## Problem requirements
When the string "selected" is part of a line in the data below, report the whole line.
** Opening Input material block **
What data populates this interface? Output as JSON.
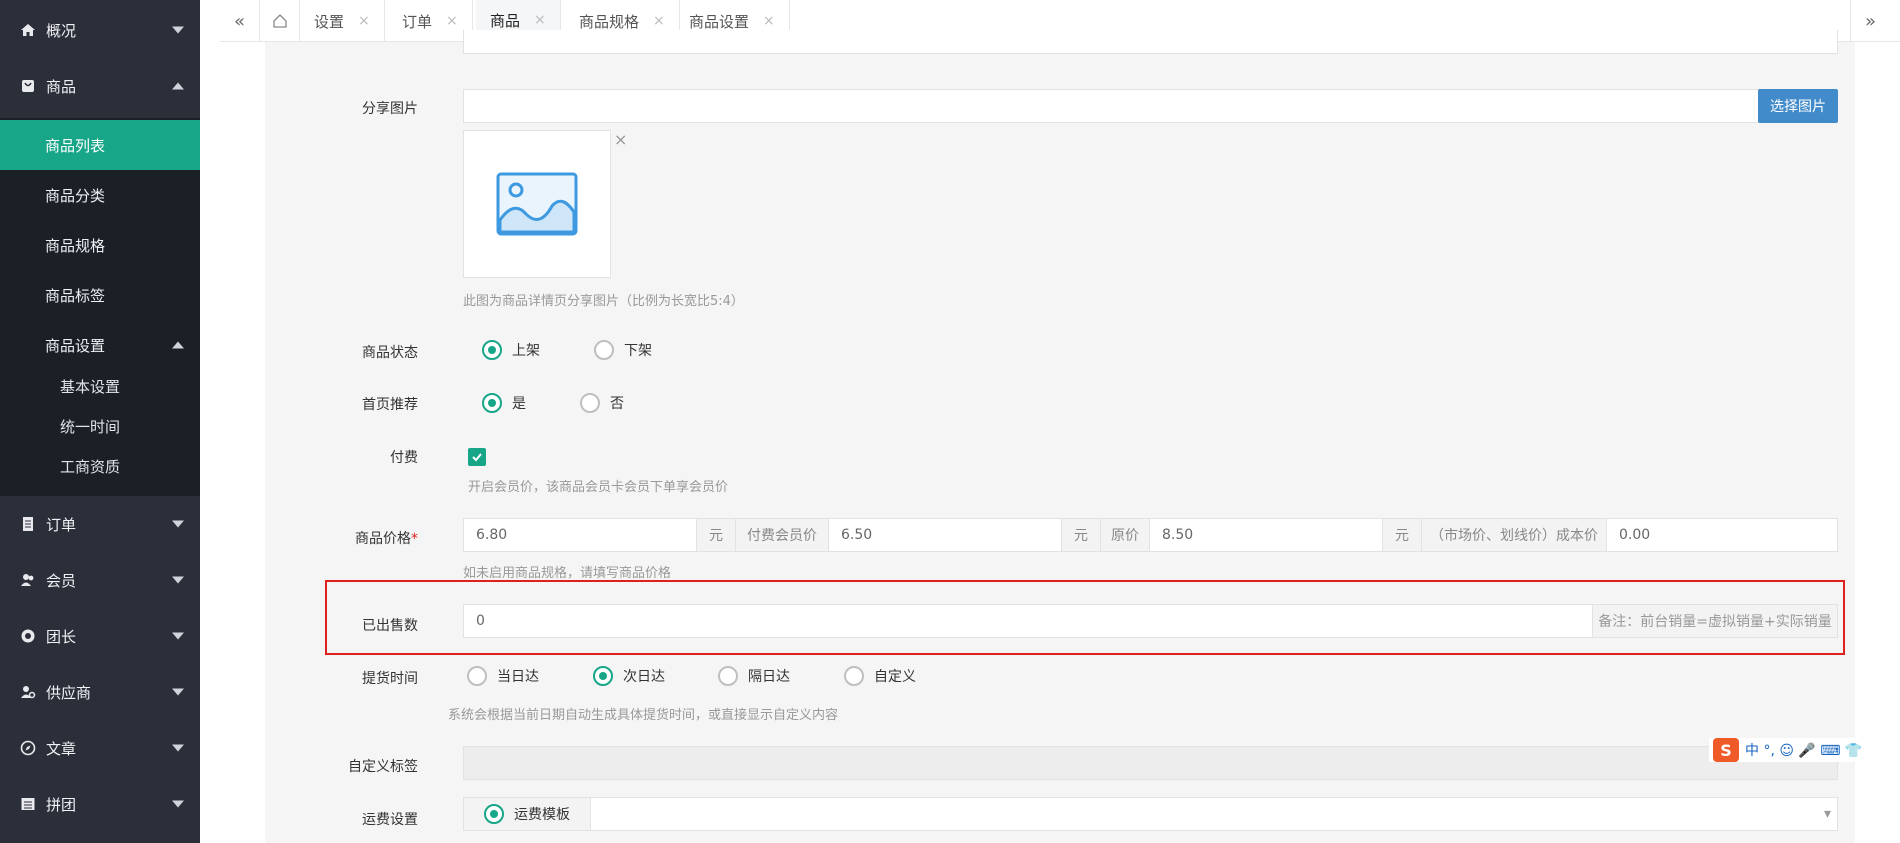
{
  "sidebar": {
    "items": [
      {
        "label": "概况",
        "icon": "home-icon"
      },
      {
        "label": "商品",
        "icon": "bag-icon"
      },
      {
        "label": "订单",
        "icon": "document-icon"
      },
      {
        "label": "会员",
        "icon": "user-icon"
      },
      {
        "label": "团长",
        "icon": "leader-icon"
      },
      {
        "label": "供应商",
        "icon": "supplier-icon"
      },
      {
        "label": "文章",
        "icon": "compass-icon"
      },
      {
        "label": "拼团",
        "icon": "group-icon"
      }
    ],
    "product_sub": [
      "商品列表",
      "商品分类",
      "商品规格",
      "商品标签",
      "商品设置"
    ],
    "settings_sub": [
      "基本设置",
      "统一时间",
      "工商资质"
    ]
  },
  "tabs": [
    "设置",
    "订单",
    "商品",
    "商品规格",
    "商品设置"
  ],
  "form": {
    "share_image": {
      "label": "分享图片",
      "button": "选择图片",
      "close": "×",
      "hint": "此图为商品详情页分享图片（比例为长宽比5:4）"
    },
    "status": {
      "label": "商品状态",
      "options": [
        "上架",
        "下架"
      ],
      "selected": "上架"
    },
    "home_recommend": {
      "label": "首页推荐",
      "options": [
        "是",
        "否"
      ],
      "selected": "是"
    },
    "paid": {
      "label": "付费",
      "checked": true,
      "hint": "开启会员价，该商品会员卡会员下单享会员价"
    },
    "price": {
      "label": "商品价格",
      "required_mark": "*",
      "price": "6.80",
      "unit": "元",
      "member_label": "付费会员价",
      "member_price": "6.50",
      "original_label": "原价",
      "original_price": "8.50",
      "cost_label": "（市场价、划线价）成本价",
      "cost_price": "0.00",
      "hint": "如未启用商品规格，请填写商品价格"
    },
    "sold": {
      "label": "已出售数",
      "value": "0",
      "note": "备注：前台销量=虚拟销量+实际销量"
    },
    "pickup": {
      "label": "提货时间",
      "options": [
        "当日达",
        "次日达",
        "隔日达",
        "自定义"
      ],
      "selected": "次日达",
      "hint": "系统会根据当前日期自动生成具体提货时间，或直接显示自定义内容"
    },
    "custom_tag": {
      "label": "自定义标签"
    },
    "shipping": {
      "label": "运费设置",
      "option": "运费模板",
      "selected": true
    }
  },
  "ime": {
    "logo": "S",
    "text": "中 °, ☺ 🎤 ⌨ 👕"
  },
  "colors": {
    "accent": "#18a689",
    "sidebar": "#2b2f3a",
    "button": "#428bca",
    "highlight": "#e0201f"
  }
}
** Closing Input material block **
## Response below
      "selected": "上架"
      "selected": "是"
      "selected": "次日达",
      "selected": true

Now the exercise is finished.